*** Opening of RECORDED DATA ***

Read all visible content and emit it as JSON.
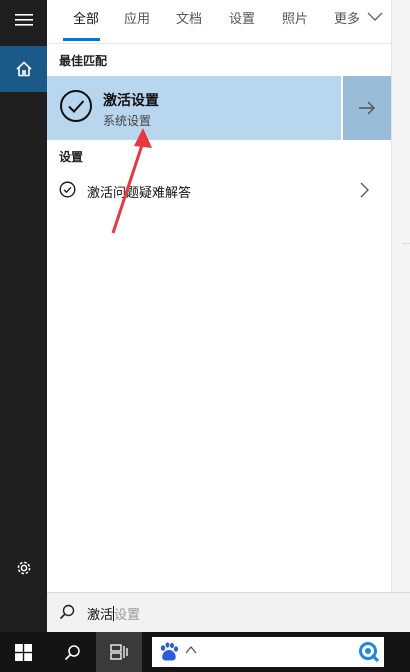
{
  "tabs": [
    {
      "label": "全部",
      "active": true
    },
    {
      "label": "应用",
      "active": false
    },
    {
      "label": "文档",
      "active": false
    },
    {
      "label": "设置",
      "active": false
    },
    {
      "label": "照片",
      "active": false
    },
    {
      "label": "更多",
      "active": false
    }
  ],
  "best_match": {
    "heading": "最佳匹配",
    "title": "激活设置",
    "subtitle": "系统设置"
  },
  "settings_section": {
    "heading": "设置",
    "items": [
      {
        "label": "激活问题疑难解答"
      }
    ]
  },
  "search": {
    "typed": "激活",
    "hint": "设置"
  },
  "icons": {
    "rail": [
      "hamburger-icon",
      "home-icon",
      "gear-icon"
    ],
    "taskbar": [
      "windows-start-icon",
      "search-icon",
      "task-view-icon",
      "baidu-paw-icon",
      "chevron-up-icon",
      "q-app-icon"
    ]
  },
  "colors": {
    "accent": "#0078d7",
    "best_match_bg": "#b9d6ef",
    "rail_home_active": "#1b5a88",
    "annotation_arrow": "#e8383d"
  }
}
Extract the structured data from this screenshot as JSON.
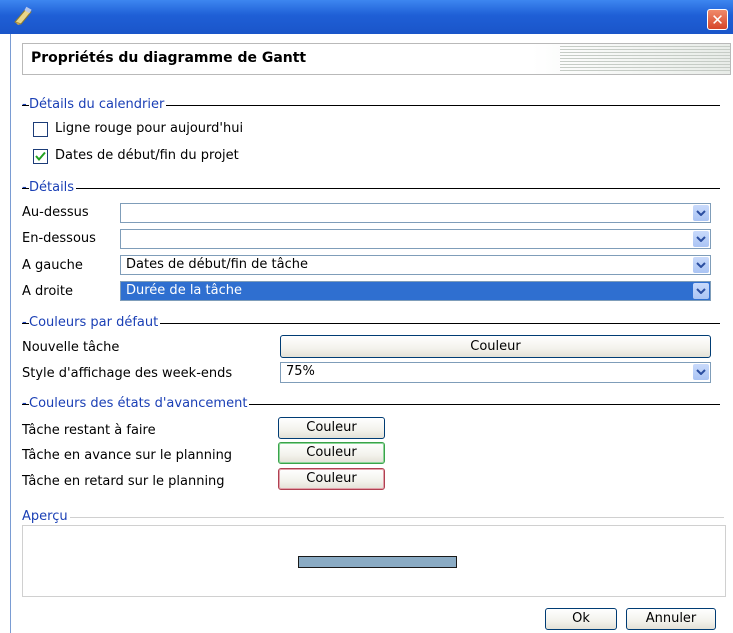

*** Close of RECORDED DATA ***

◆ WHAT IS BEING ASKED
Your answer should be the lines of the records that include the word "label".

◆ SOLUTION TO THE PROBLEM
      "label": "全部",
      "label": "应用",
      "label": "文档",
      "label": "设置",
      "label": "照片",
      "label": "更多",
        "label": "激活问题疑难解答"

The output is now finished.